» Task brief: Wherever the string "mixture" appears in the records, return the line that holds it.

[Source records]
□ □ □ □ □

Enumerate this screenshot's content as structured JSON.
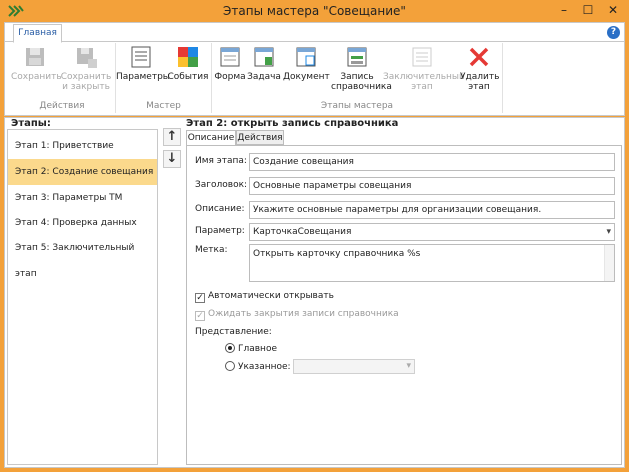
{
  "window": {
    "title": "Этапы мастера \"Совещание\"",
    "minimize": "–",
    "maximize": "☐",
    "close": "✕"
  },
  "ribbon": {
    "tab": "Главная",
    "help": "?",
    "buttons": {
      "save": "Сохранить",
      "save_close_1": "Сохранить",
      "save_close_2": "и закрыть",
      "params": "Параметры",
      "events": "События",
      "form": "Форма",
      "task": "Задача",
      "document": "Документ",
      "ref_record_1": "Запись",
      "ref_record_2": "справочника",
      "final_1": "Заключительный",
      "final_2": "этап",
      "delete_1": "Удалить",
      "delete_2": "этап"
    },
    "groups": {
      "actions": "Действия",
      "wizard": "Мастер",
      "stages": "Этапы мастера"
    }
  },
  "stages_label": "Этапы:",
  "stages": [
    "Этап 1: Приветствие",
    "Этап 2: Создание совещания",
    "Этап 3: Параметры ТМ",
    "Этап 4: Проверка данных",
    "Этап 5: Заключительный этап"
  ],
  "stage_header": "Этап 2: открыть запись справочника",
  "tabs": {
    "description": "Описание",
    "actions": "Действия"
  },
  "form": {
    "name_label": "Имя этапа:",
    "name_value": "Создание совещания",
    "heading_label": "Заголовок:",
    "heading_value": "Основные параметры совещания",
    "desc_label": "Описание:",
    "desc_value": "Укажите основные параметры для организации совещания.",
    "param_label": "Параметр:",
    "param_value": "КарточкаСовещания",
    "mark_label": "Метка:",
    "mark_value": "Открыть карточку справочника %s",
    "auto_open": "Автоматически открывать",
    "wait_close": "Ожидать закрытия записи справочника",
    "view_label": "Представление:",
    "view_main": "Главное",
    "view_specified": "Указанное:"
  },
  "colors": {
    "accent": "#f3a13a",
    "selection": "#fbd98c",
    "link": "#2a5ea6"
  }
}
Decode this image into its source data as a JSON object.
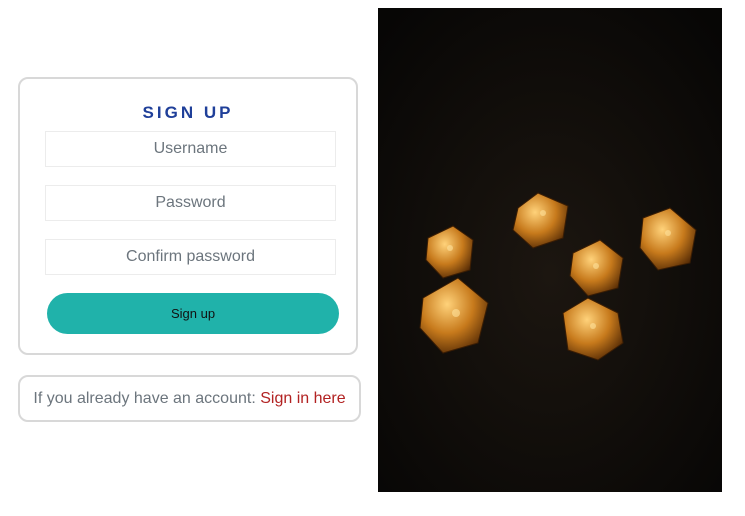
{
  "signup": {
    "title": "SIGN UP",
    "username_placeholder": "Username",
    "password_placeholder": "Password",
    "confirm_placeholder": "Confirm password",
    "button_label": "Sign up"
  },
  "signin_prompt": {
    "text": "If you already have an account:",
    "link_label": "Sign in here"
  },
  "colors": {
    "title": "#1f3f99",
    "button": "#20b2aa",
    "link": "#b22222",
    "muted_text": "#6c757d"
  },
  "image": {
    "subject": "golden dice"
  }
}
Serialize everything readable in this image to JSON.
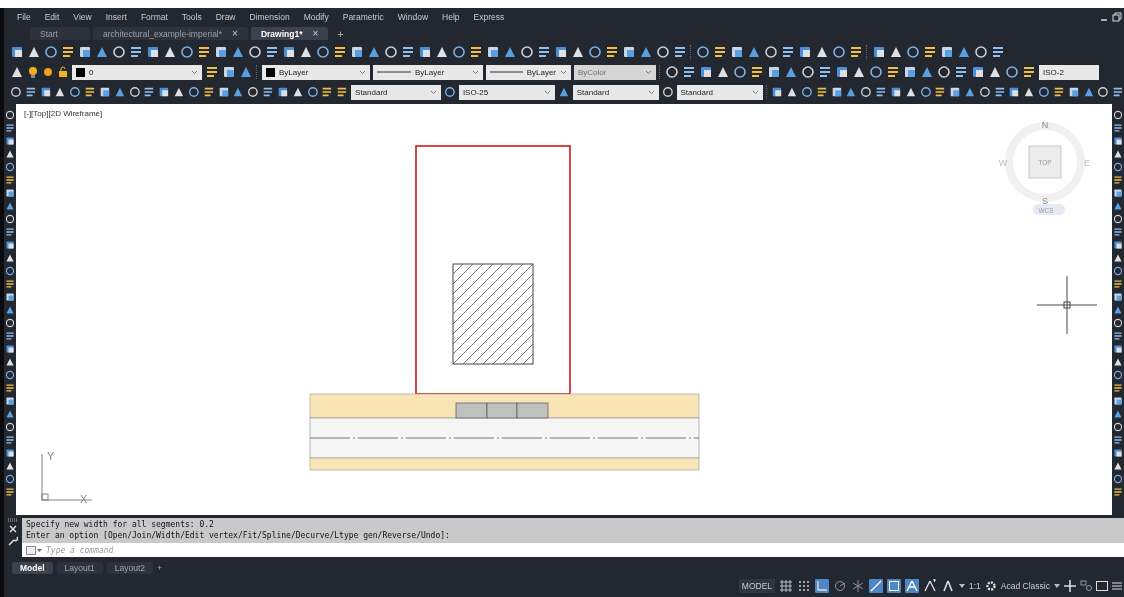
{
  "menu": [
    "File",
    "Edit",
    "View",
    "Insert",
    "Format",
    "Tools",
    "Draw",
    "Dimension",
    "Modify",
    "Parametric",
    "Window",
    "Help",
    "Express"
  ],
  "doc_tabs": [
    {
      "label": "Start",
      "selected": false
    },
    {
      "label": "architectural_example-imperial*",
      "close": "×",
      "selected": false
    },
    {
      "label": "Drawing1*",
      "close": "×",
      "selected": true
    }
  ],
  "new_tab": "+",
  "layer_bar": {
    "layer": "0",
    "color_control": "ByLayer",
    "linetype": "ByLayer",
    "lineweight": "ByLayer",
    "plot_style": {
      "value": "ByColor",
      "disabled": true
    },
    "dim_style": "ISO-2"
  },
  "styles_bar": {
    "text_style": "Standard",
    "dim_style": "ISO-25",
    "table_style": "Standard",
    "multileader_style": "Standard"
  },
  "viewport": {
    "label": "[-][Top][2D Wireframe]",
    "viewcube": {
      "north": "N",
      "west": "W",
      "face": "TOP",
      "east": "E",
      "south": "S",
      "coords": "WCS"
    },
    "axis_y": "Y",
    "axis_x": "X"
  },
  "command": {
    "history": [
      "Specify new width for all segments: 0.2",
      "Enter an option [Open/Join/Width/Edit vertex/Fit/Spline/Decurve/Ltype gen/Reverse/Undo]:"
    ],
    "placeholder": "Type a command"
  },
  "layout_tabs": [
    {
      "label": "Model",
      "selected": true
    },
    {
      "label": "Layout1",
      "selected": false
    },
    {
      "label": "Layout2",
      "selected": false
    }
  ],
  "add_layout": "+",
  "status": {
    "space": "MODEL",
    "toggles": [
      {
        "kind": "grid",
        "on": false
      },
      {
        "kind": "snap",
        "on": false
      },
      {
        "kind": "ortho",
        "on": true
      },
      {
        "kind": "polar",
        "on": false
      },
      {
        "kind": "isodraft",
        "on": false
      },
      {
        "kind": "track",
        "on": true
      },
      {
        "kind": "osnap",
        "on": true
      },
      {
        "kind": "annovis",
        "on": true
      },
      {
        "kind": "autoscale",
        "on": false
      },
      {
        "kind": "anno",
        "on": false
      }
    ],
    "scale": "1:1",
    "workspace": "Acad Classic"
  }
}
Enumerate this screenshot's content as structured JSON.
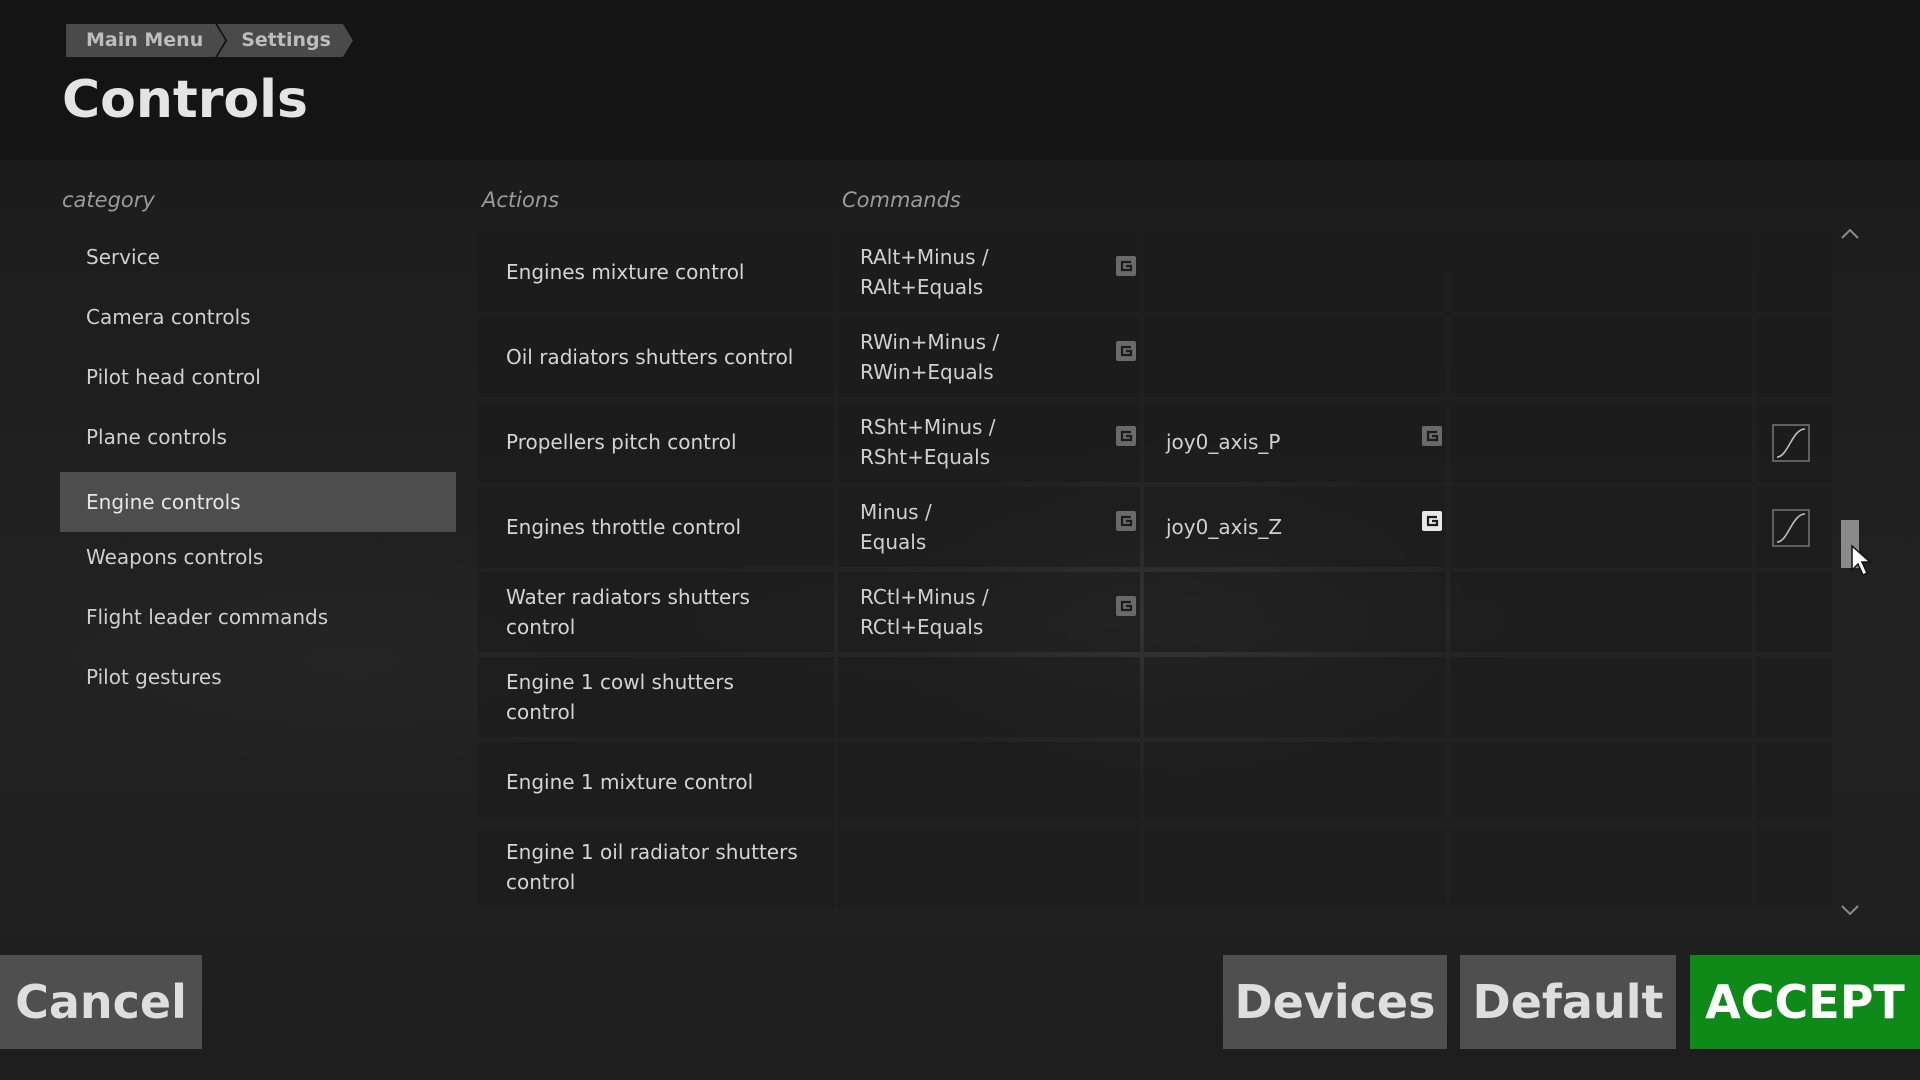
{
  "breadcrumb": [
    "Main Menu",
    "Settings"
  ],
  "page_title": "Controls",
  "headers": {
    "category": "category",
    "actions": "Actions",
    "commands": "Commands"
  },
  "categories": [
    "Service",
    "Camera controls",
    "Pilot head control",
    "Plane controls",
    "Engine controls",
    "Weapons controls",
    "Flight leader commands",
    "Pilot gestures"
  ],
  "selected_category": "Engine controls",
  "rows": [
    {
      "action": "Engines mixture control",
      "cmd1": [
        "RAlt+Minus /",
        "RAlt+Equals"
      ],
      "cmd2": "",
      "curve": false
    },
    {
      "action": "Oil radiators shutters control",
      "cmd1": [
        "RWin+Minus /",
        "RWin+Equals"
      ],
      "cmd2": "",
      "curve": false
    },
    {
      "action": "Propellers pitch control",
      "cmd1": [
        "RSht+Minus /",
        "RSht+Equals"
      ],
      "cmd2": "joy0_axis_P",
      "curve": true
    },
    {
      "action": "Engines throttle control",
      "cmd1": [
        "Minus /",
        "Equals"
      ],
      "cmd2": "joy0_axis_Z",
      "curve": true
    },
    {
      "action": "Water radiators shutters control",
      "cmd1": [
        "RCtl+Minus /",
        "RCtl+Equals"
      ],
      "cmd2": "",
      "curve": false
    },
    {
      "action": "Engine 1 cowl shutters control",
      "cmd1": [],
      "cmd2": "",
      "curve": false
    },
    {
      "action": "Engine 1 mixture control",
      "cmd1": [],
      "cmd2": "",
      "curve": false
    },
    {
      "action": "Engine 1 oil radiator shutters control",
      "cmd1": [],
      "cmd2": "",
      "curve": false
    }
  ],
  "buttons": {
    "cancel": "Cancel",
    "devices": "Devices",
    "default": "Default",
    "accept": "ACCEPT"
  },
  "colors": {
    "accept": "#0d8a18",
    "selected_row": "#4d4d4d",
    "button": "#4f4f4f"
  }
}
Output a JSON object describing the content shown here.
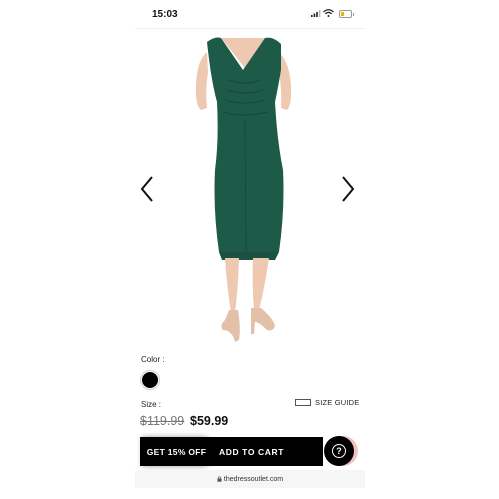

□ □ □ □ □

» Answer to the problem:
      "action": "Engines mixture control",
      "action": "Engine 1 mixture control",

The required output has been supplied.